> **WHAT THIS TASK INVOLVES**:
Only the lines that include "基于matlab编程MIMO系统噪信比的计算源码程序" should be copied from the data below.

(EXERCISE DATA Opens)

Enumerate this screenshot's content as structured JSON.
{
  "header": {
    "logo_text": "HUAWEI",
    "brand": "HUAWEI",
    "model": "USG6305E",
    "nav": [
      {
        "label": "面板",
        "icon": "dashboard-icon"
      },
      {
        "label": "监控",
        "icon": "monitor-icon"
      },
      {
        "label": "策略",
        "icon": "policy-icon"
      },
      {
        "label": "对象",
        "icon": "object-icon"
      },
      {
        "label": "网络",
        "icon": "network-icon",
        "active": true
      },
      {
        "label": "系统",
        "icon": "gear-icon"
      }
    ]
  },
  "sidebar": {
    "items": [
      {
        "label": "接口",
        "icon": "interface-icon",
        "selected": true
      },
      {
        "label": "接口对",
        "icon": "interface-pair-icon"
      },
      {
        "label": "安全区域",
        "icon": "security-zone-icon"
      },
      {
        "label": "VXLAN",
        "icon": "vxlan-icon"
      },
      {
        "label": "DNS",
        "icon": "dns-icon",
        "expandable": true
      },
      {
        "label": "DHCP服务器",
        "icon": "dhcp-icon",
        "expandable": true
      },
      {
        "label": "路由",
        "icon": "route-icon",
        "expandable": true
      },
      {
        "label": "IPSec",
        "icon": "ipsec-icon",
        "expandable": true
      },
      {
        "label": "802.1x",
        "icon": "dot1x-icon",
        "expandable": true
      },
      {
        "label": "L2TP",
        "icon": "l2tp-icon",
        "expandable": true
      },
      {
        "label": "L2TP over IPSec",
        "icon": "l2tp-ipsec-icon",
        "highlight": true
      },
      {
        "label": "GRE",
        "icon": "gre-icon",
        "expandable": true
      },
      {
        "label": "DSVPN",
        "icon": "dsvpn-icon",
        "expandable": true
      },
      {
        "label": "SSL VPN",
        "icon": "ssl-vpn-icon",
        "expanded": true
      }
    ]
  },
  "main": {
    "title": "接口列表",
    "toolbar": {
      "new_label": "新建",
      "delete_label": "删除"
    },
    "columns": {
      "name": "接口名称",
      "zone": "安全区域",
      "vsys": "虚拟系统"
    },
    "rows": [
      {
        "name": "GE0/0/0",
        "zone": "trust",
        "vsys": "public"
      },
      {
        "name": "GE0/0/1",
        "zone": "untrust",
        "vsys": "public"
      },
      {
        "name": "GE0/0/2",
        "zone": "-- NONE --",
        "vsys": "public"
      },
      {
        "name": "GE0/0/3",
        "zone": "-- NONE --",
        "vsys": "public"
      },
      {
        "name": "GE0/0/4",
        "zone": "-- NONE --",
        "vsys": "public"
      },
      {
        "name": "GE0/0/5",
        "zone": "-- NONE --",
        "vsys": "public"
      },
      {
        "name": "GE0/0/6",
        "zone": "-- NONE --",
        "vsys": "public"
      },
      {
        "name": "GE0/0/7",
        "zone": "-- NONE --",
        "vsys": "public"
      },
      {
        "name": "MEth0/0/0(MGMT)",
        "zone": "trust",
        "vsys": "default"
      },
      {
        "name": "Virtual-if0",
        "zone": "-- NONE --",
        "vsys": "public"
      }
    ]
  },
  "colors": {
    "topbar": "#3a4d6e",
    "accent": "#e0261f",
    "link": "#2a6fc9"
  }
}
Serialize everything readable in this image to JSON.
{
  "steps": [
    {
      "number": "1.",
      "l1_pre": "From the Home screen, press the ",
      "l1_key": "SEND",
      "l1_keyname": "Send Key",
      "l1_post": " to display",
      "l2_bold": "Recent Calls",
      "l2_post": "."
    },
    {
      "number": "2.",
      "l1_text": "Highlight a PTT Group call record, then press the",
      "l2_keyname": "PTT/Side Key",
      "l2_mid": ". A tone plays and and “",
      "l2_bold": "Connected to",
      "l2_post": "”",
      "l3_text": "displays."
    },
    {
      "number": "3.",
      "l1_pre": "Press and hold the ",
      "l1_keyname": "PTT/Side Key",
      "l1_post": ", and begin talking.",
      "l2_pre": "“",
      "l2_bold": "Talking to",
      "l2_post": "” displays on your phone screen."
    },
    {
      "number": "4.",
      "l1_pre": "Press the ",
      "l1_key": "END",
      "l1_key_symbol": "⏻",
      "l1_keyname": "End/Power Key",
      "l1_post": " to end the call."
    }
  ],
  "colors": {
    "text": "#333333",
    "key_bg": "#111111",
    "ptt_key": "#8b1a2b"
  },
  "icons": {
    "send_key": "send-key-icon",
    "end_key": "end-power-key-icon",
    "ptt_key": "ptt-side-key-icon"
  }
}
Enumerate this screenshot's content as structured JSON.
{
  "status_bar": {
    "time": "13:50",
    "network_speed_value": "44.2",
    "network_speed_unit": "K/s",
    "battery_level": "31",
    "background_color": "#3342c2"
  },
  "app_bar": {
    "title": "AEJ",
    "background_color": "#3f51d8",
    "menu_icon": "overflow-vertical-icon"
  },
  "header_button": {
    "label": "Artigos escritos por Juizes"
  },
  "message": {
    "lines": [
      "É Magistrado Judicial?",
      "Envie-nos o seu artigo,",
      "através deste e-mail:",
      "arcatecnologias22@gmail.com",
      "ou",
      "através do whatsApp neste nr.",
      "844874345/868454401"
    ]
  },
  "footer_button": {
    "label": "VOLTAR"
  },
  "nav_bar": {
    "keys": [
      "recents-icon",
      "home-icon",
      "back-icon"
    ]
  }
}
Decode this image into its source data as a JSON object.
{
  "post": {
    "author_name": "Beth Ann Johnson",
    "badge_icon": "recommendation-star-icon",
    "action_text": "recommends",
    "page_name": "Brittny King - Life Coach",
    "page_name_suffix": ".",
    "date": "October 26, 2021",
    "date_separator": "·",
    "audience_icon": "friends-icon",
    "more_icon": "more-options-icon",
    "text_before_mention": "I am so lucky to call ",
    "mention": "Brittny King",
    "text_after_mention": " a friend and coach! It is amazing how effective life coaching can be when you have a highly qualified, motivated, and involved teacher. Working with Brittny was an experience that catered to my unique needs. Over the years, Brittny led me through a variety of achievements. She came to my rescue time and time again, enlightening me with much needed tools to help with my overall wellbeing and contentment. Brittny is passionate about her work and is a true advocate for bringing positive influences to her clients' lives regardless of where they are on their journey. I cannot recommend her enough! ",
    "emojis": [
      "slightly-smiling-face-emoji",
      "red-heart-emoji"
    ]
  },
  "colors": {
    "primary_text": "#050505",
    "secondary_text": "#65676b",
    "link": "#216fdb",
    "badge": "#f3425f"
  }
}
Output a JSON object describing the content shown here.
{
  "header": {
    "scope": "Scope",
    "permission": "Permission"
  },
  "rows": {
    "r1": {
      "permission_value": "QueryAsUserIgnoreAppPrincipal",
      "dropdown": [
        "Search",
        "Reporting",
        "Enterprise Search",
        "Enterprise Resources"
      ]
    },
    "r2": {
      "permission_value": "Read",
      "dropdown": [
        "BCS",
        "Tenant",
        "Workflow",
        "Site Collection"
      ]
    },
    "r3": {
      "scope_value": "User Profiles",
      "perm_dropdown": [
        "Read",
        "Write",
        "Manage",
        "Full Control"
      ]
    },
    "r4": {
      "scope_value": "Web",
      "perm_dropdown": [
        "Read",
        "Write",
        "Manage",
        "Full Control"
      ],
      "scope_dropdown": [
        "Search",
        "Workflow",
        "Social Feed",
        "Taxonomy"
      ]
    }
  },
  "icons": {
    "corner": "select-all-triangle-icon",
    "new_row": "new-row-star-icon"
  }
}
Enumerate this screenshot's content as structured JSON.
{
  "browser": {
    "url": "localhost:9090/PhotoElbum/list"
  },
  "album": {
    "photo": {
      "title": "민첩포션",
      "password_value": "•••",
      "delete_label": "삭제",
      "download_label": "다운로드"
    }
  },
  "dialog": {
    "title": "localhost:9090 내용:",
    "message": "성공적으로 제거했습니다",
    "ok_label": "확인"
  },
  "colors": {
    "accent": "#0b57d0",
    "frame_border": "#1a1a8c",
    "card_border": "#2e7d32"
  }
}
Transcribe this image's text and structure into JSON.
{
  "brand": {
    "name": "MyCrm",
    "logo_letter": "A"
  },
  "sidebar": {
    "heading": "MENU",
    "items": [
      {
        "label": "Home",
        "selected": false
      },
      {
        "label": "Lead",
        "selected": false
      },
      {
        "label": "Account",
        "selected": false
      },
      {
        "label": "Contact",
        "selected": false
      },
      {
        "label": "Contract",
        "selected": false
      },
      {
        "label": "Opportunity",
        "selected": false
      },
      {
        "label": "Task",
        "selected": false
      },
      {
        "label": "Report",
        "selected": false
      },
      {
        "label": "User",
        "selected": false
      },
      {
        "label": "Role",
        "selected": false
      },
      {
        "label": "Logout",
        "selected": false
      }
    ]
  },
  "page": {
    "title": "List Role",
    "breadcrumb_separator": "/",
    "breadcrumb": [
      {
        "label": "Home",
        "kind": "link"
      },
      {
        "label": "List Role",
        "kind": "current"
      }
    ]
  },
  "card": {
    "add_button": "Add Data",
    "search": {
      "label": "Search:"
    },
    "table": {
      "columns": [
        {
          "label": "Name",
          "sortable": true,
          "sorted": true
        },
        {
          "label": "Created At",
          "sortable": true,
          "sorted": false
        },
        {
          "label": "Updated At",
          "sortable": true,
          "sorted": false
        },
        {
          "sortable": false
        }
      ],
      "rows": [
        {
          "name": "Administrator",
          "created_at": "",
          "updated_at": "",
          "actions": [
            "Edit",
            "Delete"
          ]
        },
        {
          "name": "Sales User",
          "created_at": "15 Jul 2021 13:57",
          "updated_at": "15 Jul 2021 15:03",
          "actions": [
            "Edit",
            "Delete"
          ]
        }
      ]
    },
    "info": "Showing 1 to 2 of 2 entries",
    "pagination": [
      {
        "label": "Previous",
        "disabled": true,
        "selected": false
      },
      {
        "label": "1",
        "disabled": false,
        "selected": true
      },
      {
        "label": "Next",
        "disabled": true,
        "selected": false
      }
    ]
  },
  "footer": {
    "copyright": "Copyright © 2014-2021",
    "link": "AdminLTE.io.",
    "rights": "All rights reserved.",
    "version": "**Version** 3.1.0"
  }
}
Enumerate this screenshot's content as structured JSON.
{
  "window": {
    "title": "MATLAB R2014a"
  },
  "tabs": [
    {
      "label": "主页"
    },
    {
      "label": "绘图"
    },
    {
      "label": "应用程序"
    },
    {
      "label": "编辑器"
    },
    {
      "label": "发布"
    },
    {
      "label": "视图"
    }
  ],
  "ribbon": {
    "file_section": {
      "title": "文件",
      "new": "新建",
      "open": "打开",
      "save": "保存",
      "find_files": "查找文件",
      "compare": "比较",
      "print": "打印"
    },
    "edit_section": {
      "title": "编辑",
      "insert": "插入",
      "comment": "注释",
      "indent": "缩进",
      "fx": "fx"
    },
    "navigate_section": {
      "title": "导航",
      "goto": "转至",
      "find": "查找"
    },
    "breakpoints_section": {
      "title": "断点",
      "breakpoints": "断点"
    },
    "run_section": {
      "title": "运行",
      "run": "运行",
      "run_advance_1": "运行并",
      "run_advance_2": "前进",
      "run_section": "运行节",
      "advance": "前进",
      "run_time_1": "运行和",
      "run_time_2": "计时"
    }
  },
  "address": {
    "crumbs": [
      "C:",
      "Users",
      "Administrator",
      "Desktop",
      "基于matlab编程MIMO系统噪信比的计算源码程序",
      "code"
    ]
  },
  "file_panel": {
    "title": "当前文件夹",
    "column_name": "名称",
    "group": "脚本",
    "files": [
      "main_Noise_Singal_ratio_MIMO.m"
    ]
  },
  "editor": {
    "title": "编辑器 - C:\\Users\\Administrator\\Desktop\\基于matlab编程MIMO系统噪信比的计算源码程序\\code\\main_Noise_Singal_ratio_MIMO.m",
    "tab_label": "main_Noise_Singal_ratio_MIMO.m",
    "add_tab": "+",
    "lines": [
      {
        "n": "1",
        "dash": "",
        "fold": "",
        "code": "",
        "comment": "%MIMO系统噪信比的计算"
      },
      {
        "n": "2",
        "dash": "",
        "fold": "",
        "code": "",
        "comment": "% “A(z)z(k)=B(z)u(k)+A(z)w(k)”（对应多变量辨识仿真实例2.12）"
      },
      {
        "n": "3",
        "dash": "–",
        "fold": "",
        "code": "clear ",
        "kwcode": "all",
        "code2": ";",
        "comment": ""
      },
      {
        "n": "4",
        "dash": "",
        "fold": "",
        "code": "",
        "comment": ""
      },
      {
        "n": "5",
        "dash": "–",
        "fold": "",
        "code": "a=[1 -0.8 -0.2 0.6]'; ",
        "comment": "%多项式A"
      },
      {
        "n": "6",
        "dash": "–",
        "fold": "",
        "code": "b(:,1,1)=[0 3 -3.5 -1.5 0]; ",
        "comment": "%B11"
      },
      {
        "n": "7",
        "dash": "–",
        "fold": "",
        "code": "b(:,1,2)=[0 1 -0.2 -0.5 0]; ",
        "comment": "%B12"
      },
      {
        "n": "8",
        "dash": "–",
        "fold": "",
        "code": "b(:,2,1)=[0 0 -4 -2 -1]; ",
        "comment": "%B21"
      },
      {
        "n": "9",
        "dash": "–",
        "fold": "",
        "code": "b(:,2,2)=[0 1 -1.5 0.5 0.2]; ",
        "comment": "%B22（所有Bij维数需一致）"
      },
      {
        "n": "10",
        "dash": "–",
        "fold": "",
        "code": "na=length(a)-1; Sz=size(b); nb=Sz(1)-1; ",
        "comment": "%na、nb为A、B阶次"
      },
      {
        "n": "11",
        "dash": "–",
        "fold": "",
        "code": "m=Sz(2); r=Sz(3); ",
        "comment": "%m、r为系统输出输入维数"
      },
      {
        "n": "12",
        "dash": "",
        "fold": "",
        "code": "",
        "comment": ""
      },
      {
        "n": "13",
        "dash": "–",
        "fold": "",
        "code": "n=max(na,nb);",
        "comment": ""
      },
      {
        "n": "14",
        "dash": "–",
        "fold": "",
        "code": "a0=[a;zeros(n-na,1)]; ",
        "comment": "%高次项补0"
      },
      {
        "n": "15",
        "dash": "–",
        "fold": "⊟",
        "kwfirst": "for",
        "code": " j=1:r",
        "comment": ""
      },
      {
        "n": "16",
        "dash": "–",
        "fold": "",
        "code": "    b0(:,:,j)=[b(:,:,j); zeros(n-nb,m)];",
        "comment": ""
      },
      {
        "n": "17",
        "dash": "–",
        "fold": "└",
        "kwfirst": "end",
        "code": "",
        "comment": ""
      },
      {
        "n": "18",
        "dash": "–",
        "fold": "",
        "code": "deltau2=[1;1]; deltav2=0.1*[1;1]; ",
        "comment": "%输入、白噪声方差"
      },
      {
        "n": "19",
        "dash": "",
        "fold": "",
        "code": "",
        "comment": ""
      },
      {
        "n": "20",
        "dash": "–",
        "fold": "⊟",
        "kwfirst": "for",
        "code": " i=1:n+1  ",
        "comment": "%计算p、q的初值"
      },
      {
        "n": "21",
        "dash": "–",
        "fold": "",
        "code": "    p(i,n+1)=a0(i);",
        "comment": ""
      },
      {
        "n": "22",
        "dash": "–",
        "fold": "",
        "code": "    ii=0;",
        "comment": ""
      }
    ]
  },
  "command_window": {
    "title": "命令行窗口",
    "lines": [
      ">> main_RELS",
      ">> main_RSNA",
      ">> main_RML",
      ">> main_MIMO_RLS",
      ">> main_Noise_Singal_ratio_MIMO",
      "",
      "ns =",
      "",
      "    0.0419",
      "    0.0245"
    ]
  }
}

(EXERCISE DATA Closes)

> **ANSWER TO THIS PROBLEM**:
      "基于matlab编程MIMO系统噪信比的计算源码程序",
    "title": "编辑器 - C:\\Users\\Administrator\\Desktop\\基于matlab编程MIMO系统噪信比的计算源码程序\\code\\main_Noise_Singal_ratio_MIMO.m",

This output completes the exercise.